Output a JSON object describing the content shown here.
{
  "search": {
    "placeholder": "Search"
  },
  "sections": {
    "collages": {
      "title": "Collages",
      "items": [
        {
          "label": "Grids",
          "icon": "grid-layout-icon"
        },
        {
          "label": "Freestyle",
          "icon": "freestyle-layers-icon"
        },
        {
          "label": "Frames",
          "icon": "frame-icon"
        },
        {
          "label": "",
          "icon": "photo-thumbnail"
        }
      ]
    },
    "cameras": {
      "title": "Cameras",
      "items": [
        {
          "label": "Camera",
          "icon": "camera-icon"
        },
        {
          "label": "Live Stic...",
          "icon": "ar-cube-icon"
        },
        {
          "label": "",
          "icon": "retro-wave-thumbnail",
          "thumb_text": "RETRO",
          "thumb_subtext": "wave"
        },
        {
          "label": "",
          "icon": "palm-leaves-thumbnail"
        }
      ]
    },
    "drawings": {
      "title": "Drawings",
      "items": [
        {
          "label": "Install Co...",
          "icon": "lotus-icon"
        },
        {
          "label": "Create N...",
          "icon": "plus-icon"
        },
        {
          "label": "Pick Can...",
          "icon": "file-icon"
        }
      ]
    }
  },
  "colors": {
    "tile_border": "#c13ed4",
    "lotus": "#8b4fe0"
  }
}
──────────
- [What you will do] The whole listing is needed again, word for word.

- [Response to the exercise]
Output a JSON object describing the content shown here.
{
  "search": {
    "placeholder": "Search"
  },
  "sections": {
    "collages": {
      "title": "Collages",
      "items": [
        {
          "label": "Grids",
          "icon": "grid-layout-icon"
        },
        {
          "label": "Freestyle",
          "icon": "freestyle-layers-icon"
        },
        {
          "label": "Frames",
          "icon": "frame-icon"
        },
        {
          "label": "",
          "icon": "photo-thumbnail"
        }
      ]
    },
    "cameras": {
      "title": "Cameras",
      "items": [
        {
          "label": "Camera",
          "icon": "camera-icon"
        },
        {
          "label": "Live Stic...",
          "icon": "ar-cube-icon"
        },
        {
          "label": "",
          "icon": "retro-wave-thumbnail",
          "thumb_text": "RETRO",
          "thumb_subtext": "wave"
        },
        {
          "label": "",
          "icon": "palm-leaves-thumbnail"
        }
      ]
    },
    "drawings": {
      "title": "Drawings",
      "items": [
        {
          "label": "Install Co...",
          "icon": "lotus-icon"
        },
        {
          "label": "Create N...",
          "icon": "plus-icon"
        },
        {
          "label": "Pick Can...",
          "icon": "file-icon"
        }
      ]
    }
  },
  "colors": {
    "tile_border": "#c13ed4",
    "lotus": "#8b4fe0"
  }
}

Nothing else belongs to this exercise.